Unemployment insurance benefits provide critical assistance to unemployed individuals and their families. Often times, it is the only thing that keeps food on the table and the utilities on. It’s an amazing social safety net, but just a small mistake can turn that net into an absolute nightmare.
Under Section 62 of the MES Act, M.C.L. 421.62, the Unemployment Insurance Agency (UIA) is entitled to recover improperly-paid benefits. Under Section 54(b) of the MES Act, M.C.L. 421.54(b), the UIA may impose penalties on a person who makes a false statement or representation knowing it to be false, or knowingly and willfully with intent to defraud fails to disclose a material fact, to obtain or increase a benefits payment. Penalties are double the amount of restitution if restitution is less than $500.00, and quadruple the amount of restitution if restitution is $500.00 or more. What does this mean? It means that if you were overpaid benefits in the amount $1,000.00, the UIA may be coming after you for another $4,000.00 in fraud penalties plus interest!

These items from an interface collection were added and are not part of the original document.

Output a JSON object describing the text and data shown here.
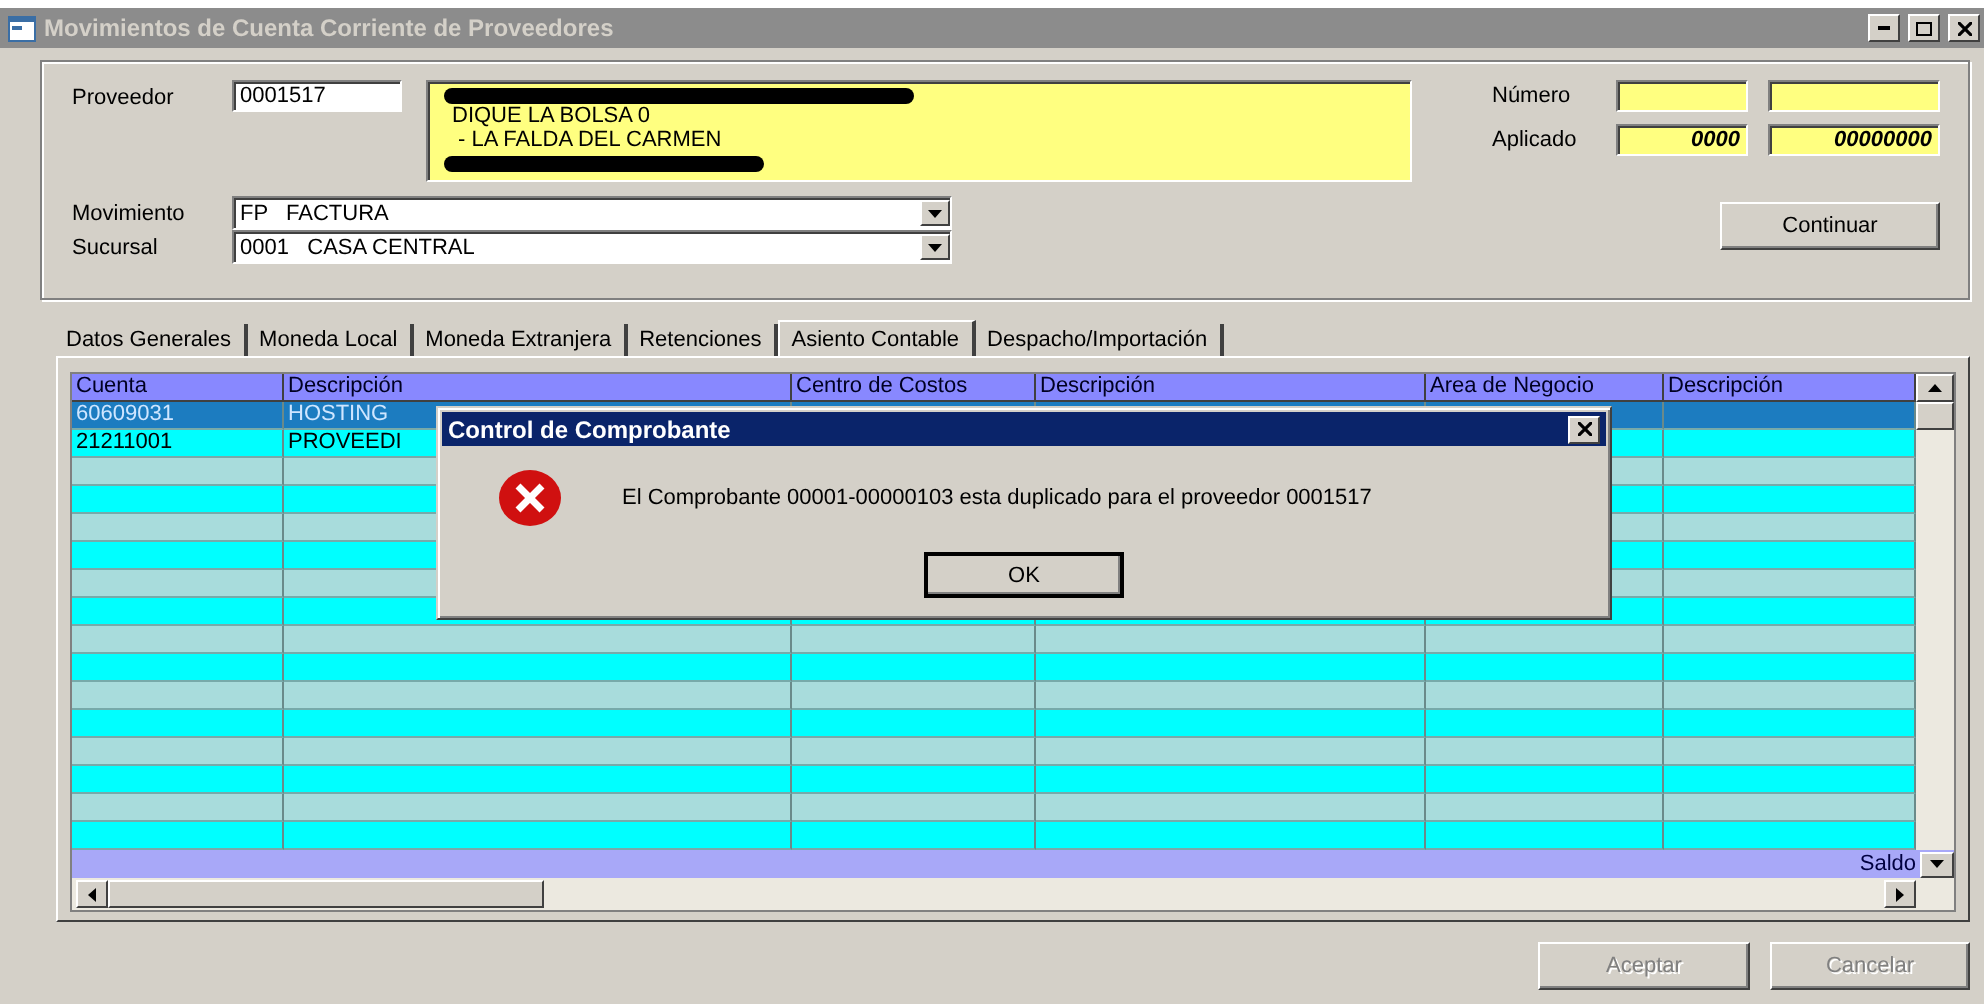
{
  "window": {
    "title": "Movimientos de Cuenta Corriente de Proveedores",
    "active": false
  },
  "header": {
    "proveedor_label": "Proveedor",
    "proveedor_code": "0001517",
    "address_lines": [
      {
        "kind": "redacted"
      },
      {
        "kind": "text",
        "text": "DIQUE LA BOLSA 0"
      },
      {
        "kind": "text",
        "text": " - LA FALDA DEL CARMEN"
      },
      {
        "kind": "redacted"
      }
    ],
    "numero_label": "Número",
    "aplicado_label": "Aplicado",
    "aplicado_values": [
      "0000",
      "00000000"
    ],
    "movimiento_label": "Movimiento",
    "movimiento_value": "FP   FACTURA",
    "sucursal_label": "Sucursal",
    "sucursal_value": "0001   CASA CENTRAL",
    "continue_button": "Continuar"
  },
  "tabs": [
    {
      "label": "Datos Generales",
      "selected": false
    },
    {
      "label": "Moneda Local",
      "selected": false
    },
    {
      "label": "Moneda Extranjera",
      "selected": false
    },
    {
      "label": "Retenciones",
      "selected": false
    },
    {
      "label": "Asiento Contable",
      "selected": true
    },
    {
      "label": "Despacho/Importación",
      "selected": false
    }
  ],
  "table": {
    "columns": [
      "Cuenta",
      "Descripción",
      "Centro de Costos",
      "Descripción",
      "Area de Negocio",
      "Descripción"
    ],
    "rows": [
      {
        "selected": true,
        "cells": [
          "60609031",
          "HOSTING"
        ]
      },
      {
        "selected": false,
        "cells": [
          "21211001",
          "PROVEEDI"
        ]
      },
      {
        "selected": false
      },
      {
        "selected": false
      },
      {
        "selected": false
      },
      {
        "selected": false
      },
      {
        "selected": false
      },
      {
        "selected": false
      },
      {
        "selected": false
      },
      {
        "selected": false
      },
      {
        "selected": false
      },
      {
        "selected": false
      },
      {
        "selected": false
      },
      {
        "selected": false
      },
      {
        "selected": false
      },
      {
        "selected": false
      }
    ],
    "footer_label": "Saldo"
  },
  "buttons": [
    {
      "label": "Aceptar",
      "disabled": true
    },
    {
      "label": "Cancelar",
      "disabled": true
    }
  ],
  "dialog": {
    "title": "Control de Comprobante",
    "message": "El Comprobante 00001-00000103 esta duplicado para el proveedor 0001517",
    "button": "OK"
  }
}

Bankruptcy as a Solution
If the UIA is pursuing you for thousands of dollars, chances are you don’t have the money and you are already struggling with debt because you were unemployed. Understandably, the solution that most people reach for is bankruptcy. Chapter 7
, the bankruptcy that allows you to wipe out your debts with no repayment, is the way go, right? It is an option, but it may not be the best option. Understanding what can be done under Chapter 7 and under Chapter 13 is crucial for deciding how you should resolve overpayment of unemployment benefits.
Section 523 of the Bankruptcy Code provides a list of debts that are not subject to a bankruptcy discharge. All of the §523 exceptions to discharge apply in a Chapter 7. Most, but not all, of the §523 exceptions to discharge apply in a Chapter 13. Generally, debt associated with the overpayment of unemployment benefits can survive a bankruptcy discharge as: (1) debt incurred by fraud and (2) penalties payable to and for the benefit of a governmental unit that is not compensation for an actual pecuniary loss.
Fraud Exception to Discharge
Under §523(a)(2)(A), a debt is nondischargeable if the debt is for money obtained by false pretenses, a false representation, or actual fraud. Section 1328 of the Bankruptcy Code governs what debts are discharged by a Chapter 13. Section 1328 incorporates 523(a)(2)(A), so the fraud exception to discharge applies in Chapter 7 and Chapter 13. Allegations of fraud typically relate to the actual benefits that were overpaid and the associated interest. What is important to know is that if fraud is established, the debt will survive both a Chapter 7 and a Chapter 13 discharge.
To establish fraud and make the debt nondischargeable, the UIA must file an adversary proceeding. If the UIA makes a determination of fraud prior to a bankruptcy filing, the chances of them filing an adversary proceeding are very high.
If you file Chapter 7 and the UIA files an adversary proceeding seeking to establish fraud, you have the opportunity to litigate the issue. Just because an overpayment was made does not mean there is automatically fraud. Consulting with an experienced bankruptcy attorney to discuss the facts of the overpayment will give you a better idea of whether you can prevail on this type of issue. However, even if the facts are on your side, litigating this type of issue may be beyond your means. It is no surprise that people filing Chapter 7 often fail to defend against adversary proceedings. It can be expensive and Chapter 7 debtors usually don’t have the funds to pay an attorney to represent them.
Chapter 13 is often a much better route for people facing allegations of fraud in a nondischargeability action. In Chapter 13 it is possible negotiate the amount of the restitution and interest that will be paid back. Attorneys are also much more inclined to represent their Chapter 13 clients in an UIA adversary proceeding without being paid upfront because their fees can be paid through the Chapter 13 plan payments.
Statutory Penalties as an Exception to Discharge
The statutory penalties assessed by the UIA fall under §523(a)(7) because they are, “a fine, penalty, or forfeiture payable to and for the benefit of a governmental unit, and is not compensation for actual pecuniary loss.” What is interesting is that §1328 does not include the §523(a)(7) exception to discharge. This means that the statutory penalties (the debt that can be four times the amount of restitution) survive a Chapter 7 discharge, but are eliminated by a Chapter 13 discharge. In my opinion, this makes Chapter 13 the best option when statutory penalties have been assessed.